EXERCISE BRIEF: Each entry is to be given again exactly; drop the images.
START DATASET
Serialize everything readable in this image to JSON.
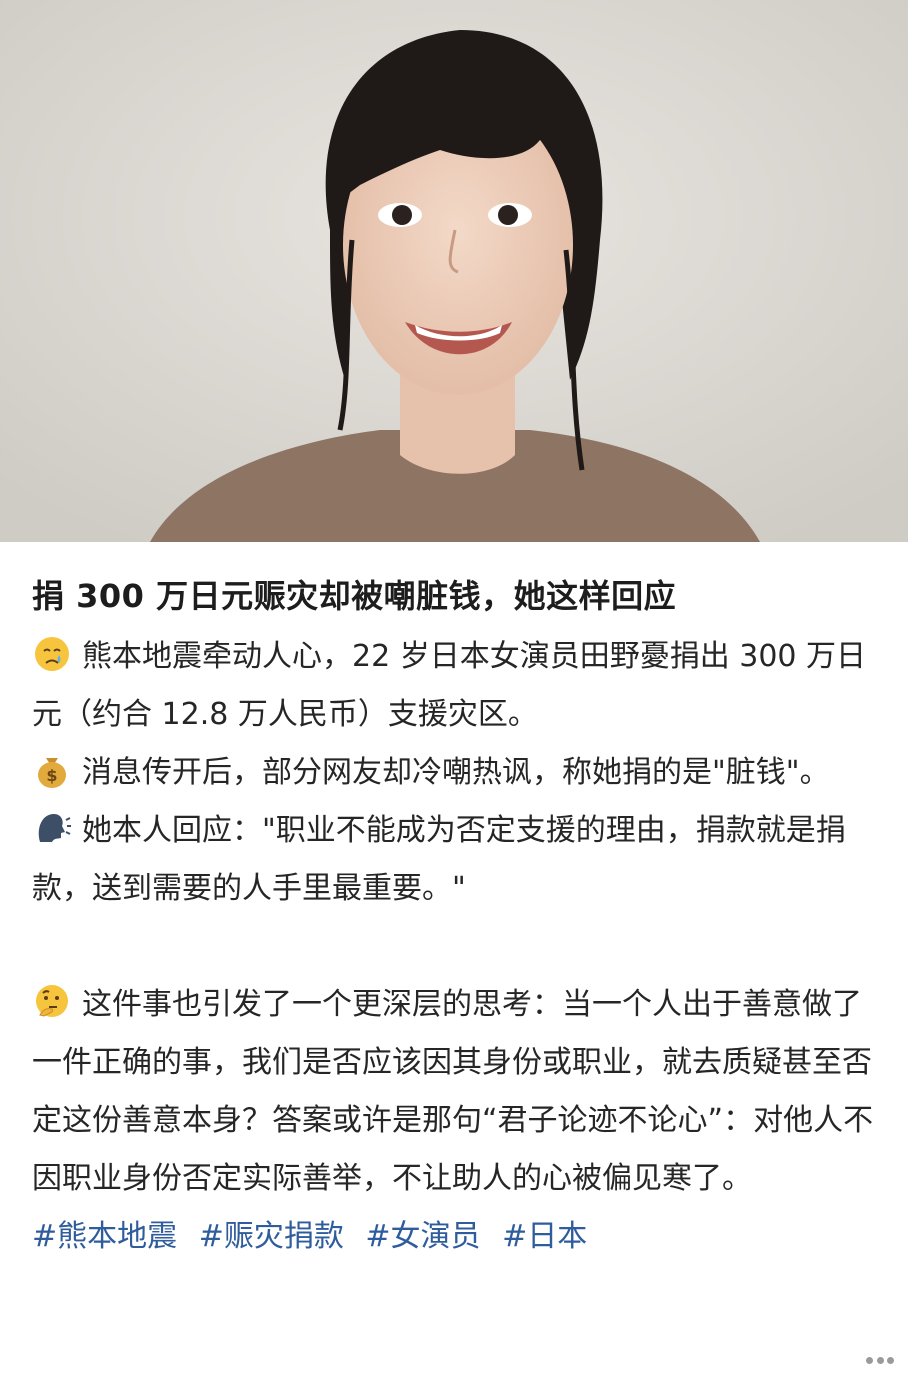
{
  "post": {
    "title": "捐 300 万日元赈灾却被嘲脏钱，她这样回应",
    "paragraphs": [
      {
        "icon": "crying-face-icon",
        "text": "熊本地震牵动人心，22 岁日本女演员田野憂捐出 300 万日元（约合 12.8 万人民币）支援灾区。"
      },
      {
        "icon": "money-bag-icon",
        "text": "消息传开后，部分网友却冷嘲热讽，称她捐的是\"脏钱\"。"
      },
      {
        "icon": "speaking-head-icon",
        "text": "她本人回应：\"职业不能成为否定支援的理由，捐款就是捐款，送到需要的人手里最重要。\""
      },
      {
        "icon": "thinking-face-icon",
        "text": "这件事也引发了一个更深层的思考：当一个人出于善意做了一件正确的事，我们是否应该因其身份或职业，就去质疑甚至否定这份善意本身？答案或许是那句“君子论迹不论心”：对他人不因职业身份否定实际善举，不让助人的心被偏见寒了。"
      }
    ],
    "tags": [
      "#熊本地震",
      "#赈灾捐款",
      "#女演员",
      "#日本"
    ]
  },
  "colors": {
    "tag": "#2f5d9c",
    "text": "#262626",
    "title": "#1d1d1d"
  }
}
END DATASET
FINISHED EXERCISE:
Serialize everything readable in this image to JSON.
{
  "post": {
    "title": "捐 300 万日元赈灾却被嘲脏钱，她这样回应",
    "paragraphs": [
      {
        "icon": "crying-face-icon",
        "text": "熊本地震牵动人心，22 岁日本女演员田野憂捐出 300 万日元（约合 12.8 万人民币）支援灾区。"
      },
      {
        "icon": "money-bag-icon",
        "text": "消息传开后，部分网友却冷嘲热讽，称她捐的是\"脏钱\"。"
      },
      {
        "icon": "speaking-head-icon",
        "text": "她本人回应：\"职业不能成为否定支援的理由，捐款就是捐款，送到需要的人手里最重要。\""
      },
      {
        "icon": "thinking-face-icon",
        "text": "这件事也引发了一个更深层的思考：当一个人出于善意做了一件正确的事，我们是否应该因其身份或职业，就去质疑甚至否定这份善意本身？答案或许是那句“君子论迹不论心”：对他人不因职业身份否定实际善举，不让助人的心被偏见寒了。"
      }
    ],
    "tags": [
      "#熊本地震",
      "#赈灾捐款",
      "#女演员",
      "#日本"
    ]
  },
  "colors": {
    "tag": "#2f5d9c",
    "text": "#262626",
    "title": "#1d1d1d"
  }
}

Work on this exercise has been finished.